    Reply
    • Oh wow, that sounds like a really GOOD salad, Melissa! Good use of leftovers. :)

      Reply
  7. This looks so good that I want to make it for dinner tomorrow ~ for company! My husband is off to get the pork loin today…hope he gets the right one.

    I have a question for Robyn: Did you pour off the liquid from the crockpot before brushing the glaze on? I was wondering because I was thinking there might be too much liquid in the crockpot and the glaze would just kind of “get lost” in there.

    Thank you!

    Reply
    • I didn’t pour off the liquid before I brushed the glaze on because most of the roast was sticking out above the liquid, but I think next time I probably will because about half the roast didn’t have glaze on it (though I did drizzle the leftover glaze over it, so it was still present in every bite!) :)

      Reply
      • I think I’ll pour off the liquid then.

        When I got home yesterday, my husband told me that his friends were coming for a visit. So, we started talking about dinner, and I told him, “I’m not cooking!” I didn’t even want to think about making a bigger dinner (usually left-overs or something quick like fish for us) after working all day. But at the same time, I thought take-out was not appropriate (we have a very tight schedule so no going-out), so I wanted to think of a make-ahead or low-effort dish…and this came to my mind since I just read it! I’ll let you guys know how it turns out. Thanks again!

  8. I made this yesterday and it was really good. I will make it again and also I thought the sauce would be good on Chicken. I think it would be really good on ribs too. It is a lot like Friday’s Jack Danials.

    Reply
    • I made pork ribs on the grill with this sauce today. Big, Big hit with the family.
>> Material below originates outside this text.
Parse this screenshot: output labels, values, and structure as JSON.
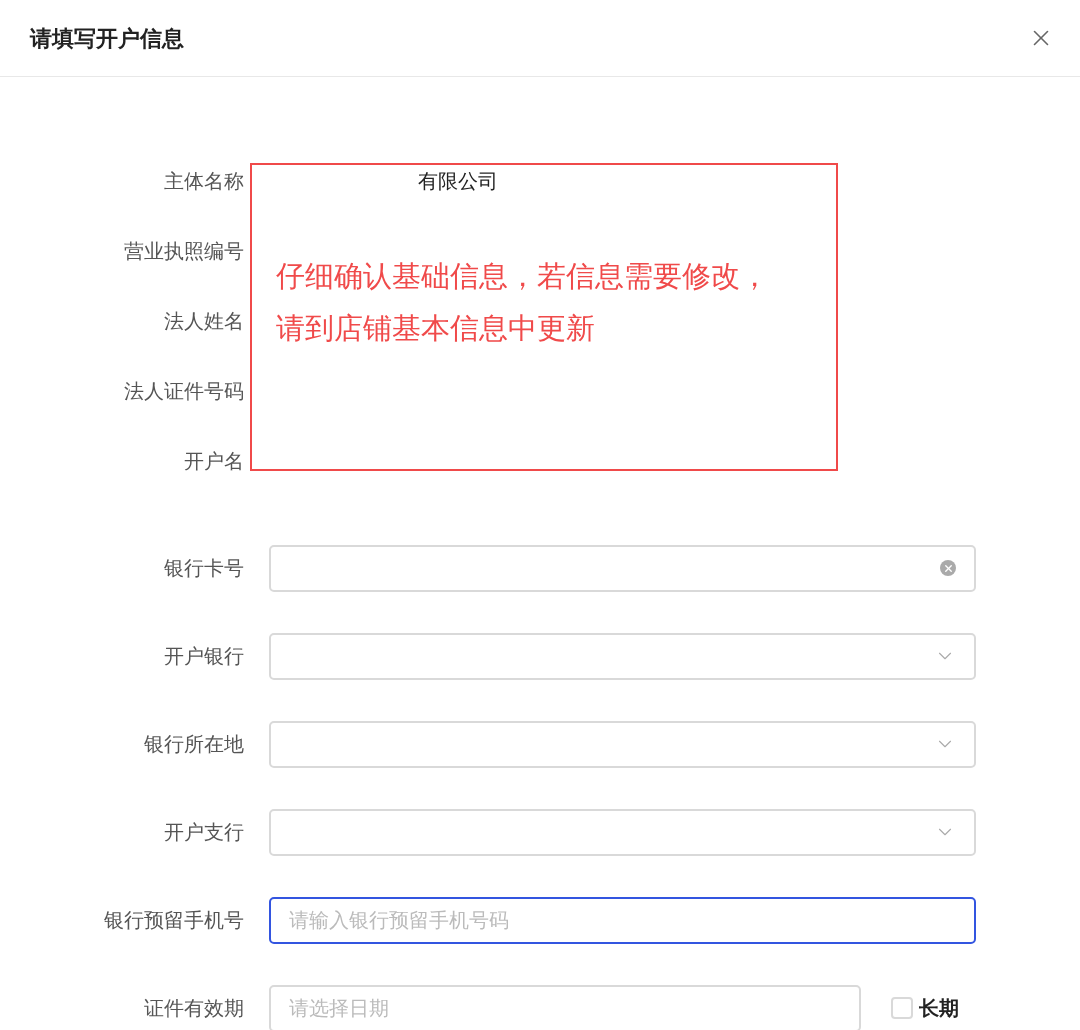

      Reply
      • Awesome! Don’t you love it when you stumble across something that can be used in other ways?

  9. Made this for Monday dinner with the parents & had it for lunch Tuesday & Wednesday.
    Excellent!

    Reply
    • So glad you enjoyed it, Jai! We had it for Easter dinner. :)

      Reply

Submit a Comment

Your email address will not be published. Required fields are marked *

You may use these HTML tags and attributes: <a href="" title=""> <abbr title=""> <acronym title=""> <b> <blockquote cite=""> <cite> <code> <del datetime=""> <em> <i> <q cite=""> <strike> <strong>